Not convinced yet? Well, forget what you’ve seen or heard about in the movie Hotel Rwanda. Long gone is the violence between the tribes of Hutus and Tutsis that devastated the country in 1994. It’s been almost two decades since those horrific events, and the country has been on the mend — so much that many consider Rwanda to be one of the most progressive, model countries of Africa; women outnumber men in parliamentary seats, plastic bags are banned, and the cities and countryside are virtually litter-free, due to compulsory clean-up days at least once a month.
Gorilla trekking used to be the only draw for visiting Rwanda, but this new Congo Nile Trail is increasingly becoming “the other thing” to do in the country, other than visit genocide memorials. I rode the CNT on a rented mountain bike last month, when the trail was still in its infancy, with a guide and porter from community-focused Rwandan Adventures — and believe me, mountain biking is a lot more fun and relaxing than genocide.
The 140-mile trail, which is long enough that it takes ten days to hike, or five days to bike — although you can do any part of it in a shorter period of time based on your schedule and/or energy — takes visitors through coffee and tea plantations, fish markets, and local villages. I rode for two days from Gisenyi to Kabuye and inevitably interacted with the locals, which added an interesting cultural exchange not found in rides that are purely technical. Of course, there’s that too; for a mountain biker, the trail isn’t for the novice cyclist. Rwanda is nicknamed the “Land of a Thousand Hills” after all, and with good reason: there are plenty of taxing uphills — followed by rewarding down hills — on rocky terrain. However, there are also patches of asphalt and flat, single-track dirt trails, so there’s a good mix of relaxation and healthy challenges.
Comprehending the meaning of the trail’s name is a challenge though. The “Congo Nile” Trail is sort of a misnomer — it neither lies in the Democratic Republic of Congo, nor does it hug the Nile River — however, it’s actually named for the Congo Nile Divide mountain range of the area. Perhaps the recognizable namedrops of two of Africa’s natural “brands” were all apart of the marketing strategy, conjured up by its creators to lure adventure tourists. It was created in part by the Rwanda Development Board (RDB), the United Nations World Tourism Organization (UNWTO), the Netherlands Development Organization (SNV), and UNWTO’s ST-EP Foundation — the latter two committed to sustainable, community-based tourism for eliminating poverty in developing nations. This means that not only does riding the trail give you something fun and physically rewarding to do, but it also gives back.

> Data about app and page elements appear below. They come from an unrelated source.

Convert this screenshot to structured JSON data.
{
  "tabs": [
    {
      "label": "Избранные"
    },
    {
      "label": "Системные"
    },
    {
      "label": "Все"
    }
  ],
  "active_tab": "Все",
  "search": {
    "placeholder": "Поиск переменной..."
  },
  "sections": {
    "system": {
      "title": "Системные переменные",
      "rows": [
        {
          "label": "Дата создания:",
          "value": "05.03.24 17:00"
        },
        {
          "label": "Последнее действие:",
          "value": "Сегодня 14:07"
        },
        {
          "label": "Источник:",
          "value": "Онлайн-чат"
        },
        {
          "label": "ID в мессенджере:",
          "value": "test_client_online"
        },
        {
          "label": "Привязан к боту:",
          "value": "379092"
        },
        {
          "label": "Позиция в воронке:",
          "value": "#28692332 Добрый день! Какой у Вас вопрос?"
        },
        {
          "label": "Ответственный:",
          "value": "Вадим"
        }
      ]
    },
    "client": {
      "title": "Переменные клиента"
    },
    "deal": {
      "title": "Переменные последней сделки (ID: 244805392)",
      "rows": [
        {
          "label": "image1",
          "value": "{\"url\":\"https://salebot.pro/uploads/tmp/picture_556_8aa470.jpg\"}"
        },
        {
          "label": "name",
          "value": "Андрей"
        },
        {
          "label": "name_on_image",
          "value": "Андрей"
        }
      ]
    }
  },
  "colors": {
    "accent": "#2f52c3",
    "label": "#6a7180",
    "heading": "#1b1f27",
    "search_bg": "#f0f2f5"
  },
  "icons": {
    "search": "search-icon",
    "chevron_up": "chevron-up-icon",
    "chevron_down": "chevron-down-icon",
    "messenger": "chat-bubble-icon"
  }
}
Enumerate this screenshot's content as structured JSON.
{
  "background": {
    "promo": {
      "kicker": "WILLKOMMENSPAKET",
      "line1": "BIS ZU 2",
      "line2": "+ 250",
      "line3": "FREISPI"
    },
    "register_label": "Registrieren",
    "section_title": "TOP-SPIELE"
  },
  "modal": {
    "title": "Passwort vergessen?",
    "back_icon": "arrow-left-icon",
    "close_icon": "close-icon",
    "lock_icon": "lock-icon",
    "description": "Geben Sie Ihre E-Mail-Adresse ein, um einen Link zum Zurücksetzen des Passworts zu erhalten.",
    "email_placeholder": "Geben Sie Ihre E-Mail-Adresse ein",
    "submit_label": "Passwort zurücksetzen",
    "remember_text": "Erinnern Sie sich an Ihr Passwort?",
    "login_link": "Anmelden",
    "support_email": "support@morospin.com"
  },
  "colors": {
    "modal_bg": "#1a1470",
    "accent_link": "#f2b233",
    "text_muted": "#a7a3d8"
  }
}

And how many mountain bike trails say they can do that?
Read more about my Rwandan mountain bike excursion on The Global Trip.